While I’m on the topic of companies trying to force you to create accounts, there’s one thing I’ve struggled against for years as someone who often tries out new services & quickly finds out they are not what was expected: having to email support to delete your account.

The pattern I’ve butted up against countless times is: 1) I want to delete my account; 2) there’s no self-serve delete option; 3) I have to email support about it; 4) if there’s even a way to contact them, they are often sluggish or unresponsive; 5) I quickly lose patience, and remind them of their requirement to delete under GDPR (even though I’m not in EU, this seems to have a stronger effect than citing Canadian federal and provincial regulations); 6) they seem to eventually grumpily delete my data after a lot of back and forth.

I’m a GDPR maximalist, and having undergone certification in the regulation, believe in strict canonical interpretations of the regulation. Which is why my brain always goes back to Article 7, and this line:

The data subject shall have the right to withdraw his or her consent at any time… It shall be as easy to withdraw as to give consent.

(If I remember correctly, the latest version of DSA, Digital Services Act, also includes text like this.)

It is so fantastically rare to see any product team implementing GDPR as it is actually written. Most people (outside the EU – even though it applies extraterrorially) seem to either just try to ignore it, or pay it the slimmest lip service in their privacy policies. Almost nobody builds “data protection by default and by design” as the regulation actually requires. Perhaps few product managers have spent the time to even understand what that would mean in terms of actual product implementation. This is too bad, I think, because adhering to the principles enshrined in this regulation would actually help make better products.

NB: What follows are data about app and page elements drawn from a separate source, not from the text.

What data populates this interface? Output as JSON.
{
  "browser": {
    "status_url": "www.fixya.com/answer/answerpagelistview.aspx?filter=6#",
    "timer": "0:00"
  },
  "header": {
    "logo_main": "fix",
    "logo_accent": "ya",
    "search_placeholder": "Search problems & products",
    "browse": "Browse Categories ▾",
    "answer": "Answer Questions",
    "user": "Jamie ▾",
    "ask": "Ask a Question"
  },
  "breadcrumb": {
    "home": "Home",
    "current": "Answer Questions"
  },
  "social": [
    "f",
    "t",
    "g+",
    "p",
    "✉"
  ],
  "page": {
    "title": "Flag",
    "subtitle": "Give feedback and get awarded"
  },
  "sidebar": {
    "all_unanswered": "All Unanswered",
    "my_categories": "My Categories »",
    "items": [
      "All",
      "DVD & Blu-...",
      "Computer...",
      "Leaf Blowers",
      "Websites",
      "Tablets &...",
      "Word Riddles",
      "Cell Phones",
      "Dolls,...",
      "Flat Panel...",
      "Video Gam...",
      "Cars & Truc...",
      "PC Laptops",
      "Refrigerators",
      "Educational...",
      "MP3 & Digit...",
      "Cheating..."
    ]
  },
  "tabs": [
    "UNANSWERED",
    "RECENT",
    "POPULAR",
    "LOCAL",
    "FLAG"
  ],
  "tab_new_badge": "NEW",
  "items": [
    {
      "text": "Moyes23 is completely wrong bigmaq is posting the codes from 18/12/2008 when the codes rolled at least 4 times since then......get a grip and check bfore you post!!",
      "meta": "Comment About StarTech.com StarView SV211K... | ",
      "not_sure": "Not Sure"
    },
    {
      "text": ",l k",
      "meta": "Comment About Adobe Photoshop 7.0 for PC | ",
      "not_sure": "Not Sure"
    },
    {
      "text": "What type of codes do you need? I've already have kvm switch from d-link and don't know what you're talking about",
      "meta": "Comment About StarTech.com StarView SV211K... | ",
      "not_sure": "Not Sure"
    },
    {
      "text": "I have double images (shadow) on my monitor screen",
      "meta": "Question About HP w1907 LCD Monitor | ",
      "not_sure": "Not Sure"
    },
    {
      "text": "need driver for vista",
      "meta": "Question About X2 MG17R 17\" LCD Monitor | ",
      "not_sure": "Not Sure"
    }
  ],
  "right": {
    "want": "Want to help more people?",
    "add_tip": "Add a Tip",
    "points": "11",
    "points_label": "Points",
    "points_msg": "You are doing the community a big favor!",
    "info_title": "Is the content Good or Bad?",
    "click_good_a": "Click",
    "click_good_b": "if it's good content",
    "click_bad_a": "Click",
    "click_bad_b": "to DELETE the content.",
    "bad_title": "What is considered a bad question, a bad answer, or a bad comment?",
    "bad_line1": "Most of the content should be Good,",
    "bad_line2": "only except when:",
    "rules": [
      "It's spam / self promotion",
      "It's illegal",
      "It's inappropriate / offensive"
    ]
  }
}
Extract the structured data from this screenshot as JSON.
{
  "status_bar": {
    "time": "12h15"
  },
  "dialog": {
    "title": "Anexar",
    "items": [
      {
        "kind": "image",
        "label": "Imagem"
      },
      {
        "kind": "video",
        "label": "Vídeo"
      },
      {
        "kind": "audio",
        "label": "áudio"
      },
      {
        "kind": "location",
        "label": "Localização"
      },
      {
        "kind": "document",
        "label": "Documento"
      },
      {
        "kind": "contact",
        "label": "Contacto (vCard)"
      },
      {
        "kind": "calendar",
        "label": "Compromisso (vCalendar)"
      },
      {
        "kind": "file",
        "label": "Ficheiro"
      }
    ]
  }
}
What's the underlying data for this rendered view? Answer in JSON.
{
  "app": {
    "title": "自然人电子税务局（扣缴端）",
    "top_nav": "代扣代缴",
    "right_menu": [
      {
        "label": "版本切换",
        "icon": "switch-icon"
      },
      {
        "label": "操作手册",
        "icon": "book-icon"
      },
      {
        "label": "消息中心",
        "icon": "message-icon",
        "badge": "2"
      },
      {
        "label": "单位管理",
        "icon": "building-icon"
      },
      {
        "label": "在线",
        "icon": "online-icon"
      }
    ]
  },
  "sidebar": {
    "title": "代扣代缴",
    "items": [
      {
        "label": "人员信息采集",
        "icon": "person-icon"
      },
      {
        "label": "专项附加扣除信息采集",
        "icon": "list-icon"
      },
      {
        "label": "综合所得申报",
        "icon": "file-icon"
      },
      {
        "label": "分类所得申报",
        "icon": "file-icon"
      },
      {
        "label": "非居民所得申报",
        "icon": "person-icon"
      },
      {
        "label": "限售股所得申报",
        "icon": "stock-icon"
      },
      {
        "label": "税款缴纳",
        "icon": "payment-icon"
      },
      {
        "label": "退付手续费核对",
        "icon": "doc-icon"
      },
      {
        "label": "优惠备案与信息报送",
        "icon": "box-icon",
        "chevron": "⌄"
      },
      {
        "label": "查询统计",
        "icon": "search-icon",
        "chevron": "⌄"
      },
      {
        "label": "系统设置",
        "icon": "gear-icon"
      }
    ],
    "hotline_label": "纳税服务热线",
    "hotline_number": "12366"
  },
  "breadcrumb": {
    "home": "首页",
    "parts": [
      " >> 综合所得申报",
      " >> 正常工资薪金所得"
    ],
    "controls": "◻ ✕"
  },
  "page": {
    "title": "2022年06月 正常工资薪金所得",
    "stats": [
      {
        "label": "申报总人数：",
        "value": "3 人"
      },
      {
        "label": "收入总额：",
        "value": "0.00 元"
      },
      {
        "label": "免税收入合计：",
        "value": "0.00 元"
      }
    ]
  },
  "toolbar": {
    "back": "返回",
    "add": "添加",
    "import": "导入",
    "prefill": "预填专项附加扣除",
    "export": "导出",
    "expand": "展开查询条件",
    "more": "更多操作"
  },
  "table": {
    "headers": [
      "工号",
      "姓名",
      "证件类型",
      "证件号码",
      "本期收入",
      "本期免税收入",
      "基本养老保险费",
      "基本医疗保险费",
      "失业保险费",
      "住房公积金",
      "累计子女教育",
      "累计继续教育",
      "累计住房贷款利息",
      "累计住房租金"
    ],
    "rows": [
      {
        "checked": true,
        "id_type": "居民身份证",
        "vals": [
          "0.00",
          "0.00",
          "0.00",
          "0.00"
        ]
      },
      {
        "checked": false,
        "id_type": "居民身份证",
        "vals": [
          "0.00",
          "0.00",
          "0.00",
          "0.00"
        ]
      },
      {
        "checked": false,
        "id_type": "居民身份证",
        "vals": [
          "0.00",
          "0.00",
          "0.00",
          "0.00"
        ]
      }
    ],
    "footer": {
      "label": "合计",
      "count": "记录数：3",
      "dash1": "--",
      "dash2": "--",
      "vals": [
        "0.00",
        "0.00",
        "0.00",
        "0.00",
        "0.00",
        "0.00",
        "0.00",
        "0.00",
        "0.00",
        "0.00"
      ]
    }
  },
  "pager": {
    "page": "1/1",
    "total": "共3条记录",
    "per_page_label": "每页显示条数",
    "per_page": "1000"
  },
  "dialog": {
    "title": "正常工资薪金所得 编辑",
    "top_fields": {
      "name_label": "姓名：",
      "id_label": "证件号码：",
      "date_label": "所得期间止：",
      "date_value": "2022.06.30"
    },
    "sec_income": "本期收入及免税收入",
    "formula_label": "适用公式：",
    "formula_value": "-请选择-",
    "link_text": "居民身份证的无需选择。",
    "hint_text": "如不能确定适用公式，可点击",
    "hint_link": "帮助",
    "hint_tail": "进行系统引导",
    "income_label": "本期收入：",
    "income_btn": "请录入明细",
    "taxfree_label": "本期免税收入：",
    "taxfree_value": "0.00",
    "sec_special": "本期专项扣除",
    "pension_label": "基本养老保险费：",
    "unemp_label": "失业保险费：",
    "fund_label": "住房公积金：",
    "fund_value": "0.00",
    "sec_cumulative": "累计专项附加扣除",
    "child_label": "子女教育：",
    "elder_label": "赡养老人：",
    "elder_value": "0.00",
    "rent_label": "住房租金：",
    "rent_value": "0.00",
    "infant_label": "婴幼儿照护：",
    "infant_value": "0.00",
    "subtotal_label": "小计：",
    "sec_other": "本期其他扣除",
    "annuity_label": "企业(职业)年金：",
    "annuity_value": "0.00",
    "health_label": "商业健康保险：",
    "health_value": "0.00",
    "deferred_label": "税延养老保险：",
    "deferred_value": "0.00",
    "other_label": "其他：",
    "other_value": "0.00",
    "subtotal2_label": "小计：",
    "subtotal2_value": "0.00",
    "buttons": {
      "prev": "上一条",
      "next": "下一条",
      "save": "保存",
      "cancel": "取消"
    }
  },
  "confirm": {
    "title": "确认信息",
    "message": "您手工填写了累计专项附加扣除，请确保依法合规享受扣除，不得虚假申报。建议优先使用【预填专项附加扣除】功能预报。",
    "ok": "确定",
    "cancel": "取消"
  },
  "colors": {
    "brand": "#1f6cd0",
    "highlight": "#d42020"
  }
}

At least that’s my point of view as a privacy jerk & a product management jerk. So my advice here is simple, and it will also save support teams time having to deal with jerks like me: if you build a web service, just freakin’ build in an account deletion and a meaningful export option from jump. Do not launch your product without this. It’s not secondary; it’s primary. It won’t increase user churn, it will show people that your product is considered and complete enough that they can trust you. If you have to hide the ability to leave your product, it’s probably a sign that they should.